**WORK TO COMPLETE:** Reply solely with the number of lines, in the records underneath, that include the word "from".

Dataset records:

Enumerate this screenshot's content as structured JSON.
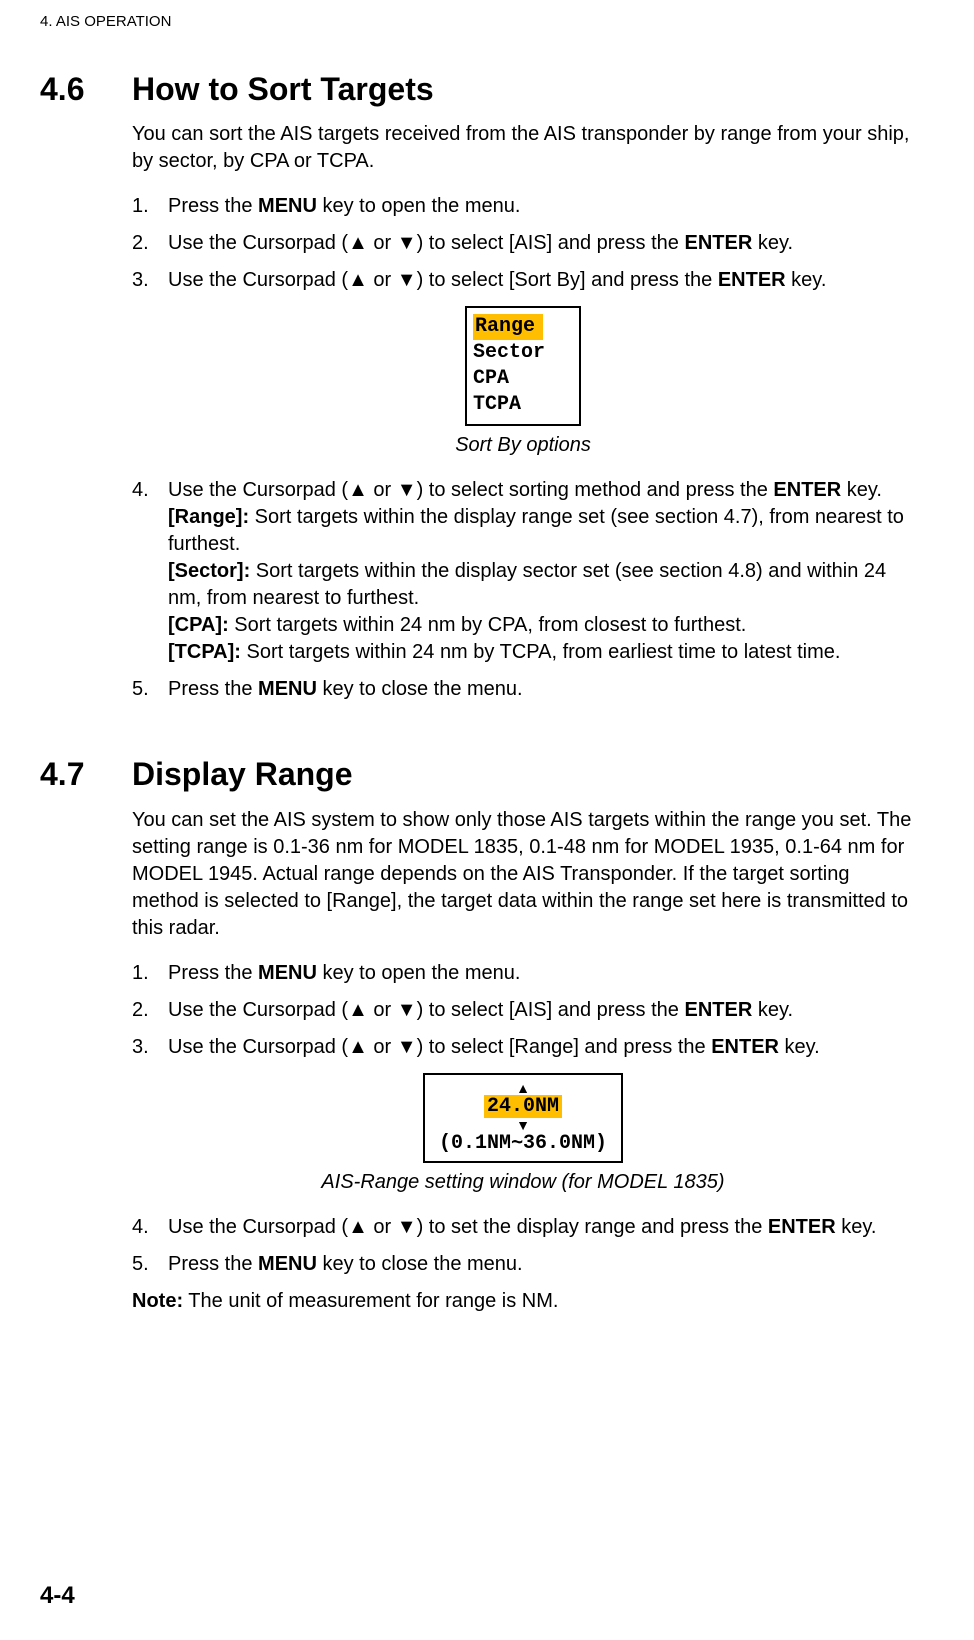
{
  "runningHead": "4.  AIS OPERATION",
  "pageNumber": "4-4",
  "sections": [
    {
      "num": "4.6",
      "title": "How to Sort Targets",
      "intro": "You can sort the AIS targets received from the AIS transponder by range from your ship, by sector, by CPA or TCPA.",
      "steps": [
        {
          "n": "1.",
          "pre": "Press the ",
          "bold1": "MENU",
          "post": " key to open the menu."
        },
        {
          "n": "2.",
          "pre": "Use the Cursorpad (▲ or ▼) to select [AIS] and press the ",
          "bold1": "ENTER",
          "post": " key."
        },
        {
          "n": "3.",
          "pre": "Use the Cursorpad (▲ or ▼) to select [Sort By] and press the ",
          "bold1": "ENTER",
          "post": " key."
        }
      ],
      "fig1": {
        "opt1": "Range",
        "opt2": "Sector",
        "opt3": "CPA",
        "opt4": "TCPA",
        "caption": "Sort By options"
      },
      "steps2": [
        {
          "n": "4.",
          "pre": "Use the Cursorpad (▲ or ▼) to select sorting method and press the ",
          "bold1": "ENTER",
          "post": " key.",
          "lines": [
            {
              "label": "[Range]:",
              "text": " Sort targets within the display range set (see section 4.7), from nearest to furthest."
            },
            {
              "label": "[Sector]:",
              "text": " Sort targets within the display sector set (see section 4.8) and within 24 nm, from nearest to furthest."
            },
            {
              "label": "[CPA]:",
              "text": " Sort targets within 24 nm by CPA, from closest to furthest."
            },
            {
              "label": "[TCPA]:",
              "text": " Sort targets within 24 nm by TCPA, from earliest time to latest time."
            }
          ]
        },
        {
          "n": "5.",
          "pre": "Press the ",
          "bold1": "MENU",
          "post": " key to close the menu."
        }
      ]
    },
    {
      "num": "4.7",
      "title": "Display Range",
      "intro": "You can set the AIS system to show only those AIS targets within the range you set. The setting range is 0.1-36 nm for MODEL 1835, 0.1-48 nm for MODEL 1935, 0.1-64 nm for MODEL 1945. Actual range depends on the AIS Transponder. If the target sorting method is selected to [Range], the target data within the range set here is transmitted to this radar.",
      "steps": [
        {
          "n": "1.",
          "pre": "Press the ",
          "bold1": "MENU",
          "post": " key to open the menu."
        },
        {
          "n": "2.",
          "pre": "Use the Cursorpad (▲ or ▼) to select [AIS] and press the ",
          "bold1": "ENTER",
          "post": " key."
        },
        {
          "n": "3.",
          "pre": "Use the Cursorpad (▲ or ▼) to select [Range] and press the ",
          "bold1": "ENTER",
          "post": " key."
        }
      ],
      "fig1": {
        "val": "24.0NM",
        "rangeText": "(0.1NM∼36.0NM)",
        "caption": "AIS-Range setting window (for MODEL 1835)"
      },
      "steps2": [
        {
          "n": "4.",
          "pre": "Use the Cursorpad (▲ or ▼) to set the display range and press the ",
          "bold1": "ENTER",
          "post": " key."
        },
        {
          "n": "5.",
          "pre": "Press the ",
          "bold1": "MENU",
          "post": " key to close the menu."
        }
      ],
      "noteLabel": "Note:",
      "noteText": " The unit of measurement for range is NM."
    }
  ]
}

**ANSWER TO THIS EXERCISE:** 5